WHAT TO PRODUCE.
Please restate each entry that follows word for word.

TASK MATERIAL below:

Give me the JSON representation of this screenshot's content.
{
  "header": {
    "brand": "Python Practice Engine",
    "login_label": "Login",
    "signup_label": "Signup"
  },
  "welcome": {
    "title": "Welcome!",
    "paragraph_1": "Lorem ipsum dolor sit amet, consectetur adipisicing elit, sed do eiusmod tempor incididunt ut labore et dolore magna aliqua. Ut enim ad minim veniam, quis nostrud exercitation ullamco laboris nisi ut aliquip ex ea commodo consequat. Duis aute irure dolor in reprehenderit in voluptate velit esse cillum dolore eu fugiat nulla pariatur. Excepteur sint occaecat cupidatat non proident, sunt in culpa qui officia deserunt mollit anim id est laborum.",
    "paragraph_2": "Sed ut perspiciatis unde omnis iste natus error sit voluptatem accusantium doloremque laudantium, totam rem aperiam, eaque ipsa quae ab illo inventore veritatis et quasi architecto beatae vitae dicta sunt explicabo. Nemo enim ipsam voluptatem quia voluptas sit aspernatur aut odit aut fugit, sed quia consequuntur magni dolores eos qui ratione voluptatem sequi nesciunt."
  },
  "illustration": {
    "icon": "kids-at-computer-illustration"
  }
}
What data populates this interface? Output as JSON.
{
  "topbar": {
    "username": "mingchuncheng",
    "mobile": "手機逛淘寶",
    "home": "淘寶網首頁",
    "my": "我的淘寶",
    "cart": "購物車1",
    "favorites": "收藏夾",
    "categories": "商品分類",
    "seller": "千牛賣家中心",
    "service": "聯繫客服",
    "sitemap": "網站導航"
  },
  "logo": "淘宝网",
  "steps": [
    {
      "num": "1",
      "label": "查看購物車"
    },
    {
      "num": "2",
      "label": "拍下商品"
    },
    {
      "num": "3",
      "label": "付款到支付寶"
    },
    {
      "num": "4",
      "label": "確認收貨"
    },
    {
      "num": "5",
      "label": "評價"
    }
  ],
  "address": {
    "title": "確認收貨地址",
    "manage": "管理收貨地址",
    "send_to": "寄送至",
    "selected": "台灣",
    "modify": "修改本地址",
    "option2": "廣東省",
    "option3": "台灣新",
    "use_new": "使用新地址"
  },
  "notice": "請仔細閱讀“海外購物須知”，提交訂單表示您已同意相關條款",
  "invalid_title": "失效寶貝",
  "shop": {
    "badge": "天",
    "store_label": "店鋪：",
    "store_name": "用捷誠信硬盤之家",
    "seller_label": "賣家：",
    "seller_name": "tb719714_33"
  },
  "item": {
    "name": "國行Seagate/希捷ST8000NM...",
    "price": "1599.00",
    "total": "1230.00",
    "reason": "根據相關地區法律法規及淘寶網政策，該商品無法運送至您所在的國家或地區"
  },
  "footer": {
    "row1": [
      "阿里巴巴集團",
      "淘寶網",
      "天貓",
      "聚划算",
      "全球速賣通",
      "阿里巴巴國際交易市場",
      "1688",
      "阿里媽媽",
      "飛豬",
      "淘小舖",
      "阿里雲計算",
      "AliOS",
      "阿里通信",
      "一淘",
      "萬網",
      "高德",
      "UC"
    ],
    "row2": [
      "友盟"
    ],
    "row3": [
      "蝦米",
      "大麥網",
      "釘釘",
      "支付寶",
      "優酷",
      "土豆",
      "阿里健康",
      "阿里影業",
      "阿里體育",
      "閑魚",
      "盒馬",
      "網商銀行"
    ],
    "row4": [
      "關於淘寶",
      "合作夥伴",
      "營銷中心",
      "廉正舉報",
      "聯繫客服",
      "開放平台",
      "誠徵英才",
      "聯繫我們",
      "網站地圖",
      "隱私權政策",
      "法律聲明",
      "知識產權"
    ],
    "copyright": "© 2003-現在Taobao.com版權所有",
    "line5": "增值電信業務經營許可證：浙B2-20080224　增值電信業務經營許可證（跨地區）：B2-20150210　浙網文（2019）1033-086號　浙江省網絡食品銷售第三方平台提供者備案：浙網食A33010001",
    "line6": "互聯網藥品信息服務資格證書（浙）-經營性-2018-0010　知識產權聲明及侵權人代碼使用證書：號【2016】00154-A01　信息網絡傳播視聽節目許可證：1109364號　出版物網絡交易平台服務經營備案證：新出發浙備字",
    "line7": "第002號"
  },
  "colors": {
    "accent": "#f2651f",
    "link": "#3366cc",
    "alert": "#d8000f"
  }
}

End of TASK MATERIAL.

PROBLEM SOLUTION.
Give me the JSON representation of this screenshot's content.
{
  "header": {
    "brand": "Python Practice Engine",
    "login_label": "Login",
    "signup_label": "Signup"
  },
  "welcome": {
    "title": "Welcome!",
    "paragraph_1": "Lorem ipsum dolor sit amet, consectetur adipisicing elit, sed do eiusmod tempor incididunt ut labore et dolore magna aliqua. Ut enim ad minim veniam, quis nostrud exercitation ullamco laboris nisi ut aliquip ex ea commodo consequat. Duis aute irure dolor in reprehenderit in voluptate velit esse cillum dolore eu fugiat nulla pariatur. Excepteur sint occaecat cupidatat non proident, sunt in culpa qui officia deserunt mollit anim id est laborum.",
    "paragraph_2": "Sed ut perspiciatis unde omnis iste natus error sit voluptatem accusantium doloremque laudantium, totam rem aperiam, eaque ipsa quae ab illo inventore veritatis et quasi architecto beatae vitae dicta sunt explicabo. Nemo enim ipsam voluptatem quia voluptas sit aspernatur aut odit aut fugit, sed quia consequuntur magni dolores eos qui ratione voluptatem sequi nesciunt."
  },
  "illustration": {
    "icon": "kids-at-computer-illustration"
  }
}
What data populates this interface? Output as JSON.
{
  "topbar": {
    "username": "mingchuncheng",
    "mobile": "手機逛淘寶",
    "home": "淘寶網首頁",
    "my": "我的淘寶",
    "cart": "購物車1",
    "favorites": "收藏夾",
    "categories": "商品分類",
    "seller": "千牛賣家中心",
    "service": "聯繫客服",
    "sitemap": "網站導航"
  },
  "logo": "淘宝网",
  "steps": [
    {
      "num": "1",
      "label": "查看購物車"
    },
    {
      "num": "2",
      "label": "拍下商品"
    },
    {
      "num": "3",
      "label": "付款到支付寶"
    },
    {
      "num": "4",
      "label": "確認收貨"
    },
    {
      "num": "5",
      "label": "評價"
    }
  ],
  "address": {
    "title": "確認收貨地址",
    "manage": "管理收貨地址",
    "send_to": "寄送至",
    "selected": "台灣",
    "modify": "修改本地址",
    "option2": "廣東省",
    "option3": "台灣新",
    "use_new": "使用新地址"
  },
  "notice": "請仔細閱讀“海外購物須知”，提交訂單表示您已同意相關條款",
  "invalid_title": "失效寶貝",
  "shop": {
    "badge": "天",
    "store_label": "店鋪：",
    "store_name": "用捷誠信硬盤之家",
    "seller_label": "賣家：",
    "seller_name": "tb719714_33"
  },
  "item": {
    "name": "國行Seagate/希捷ST8000NM...",
    "price": "1599.00",
    "total": "1230.00",
    "reason": "根據相關地區法律法規及淘寶網政策，該商品無法運送至您所在的國家或地區"
  },
  "footer": {
    "row1": [
      "阿里巴巴集團",
      "淘寶網",
      "天貓",
      "聚划算",
      "全球速賣通",
      "阿里巴巴國際交易市場",
      "1688",
      "阿里媽媽",
      "飛豬",
      "淘小舖",
      "阿里雲計算",
      "AliOS",
      "阿里通信",
      "一淘",
      "萬網",
      "高德",
      "UC"
    ],
    "row2": [
      "友盟"
    ],
    "row3": [
      "蝦米",
      "大麥網",
      "釘釘",
      "支付寶",
      "優酷",
      "土豆",
      "阿里健康",
      "阿里影業",
      "阿里體育",
      "閑魚",
      "盒馬",
      "網商銀行"
    ],
    "row4": [
      "關於淘寶",
      "合作夥伴",
      "營銷中心",
      "廉正舉報",
      "聯繫客服",
      "開放平台",
      "誠徵英才",
      "聯繫我們",
      "網站地圖",
      "隱私權政策",
      "法律聲明",
      "知識產權"
    ],
    "copyright": "© 2003-現在Taobao.com版權所有",
    "line5": "增值電信業務經營許可證：浙B2-20080224　增值電信業務經營許可證（跨地區）：B2-20150210　浙網文（2019）1033-086號　浙江省網絡食品銷售第三方平台提供者備案：浙網食A33010001",
    "line6": "互聯網藥品信息服務資格證書（浙）-經營性-2018-0010　知識產權聲明及侵權人代碼使用證書：號【2016】00154-A01　信息網絡傳播視聽節目許可證：1109364號　出版物網絡交易平台服務經營備案證：新出發浙備字",
    "line7": "第002號"
  },
  "colors": {
    "accent": "#f2651f",
    "link": "#3366cc",
    "alert": "#d8000f"
  }
}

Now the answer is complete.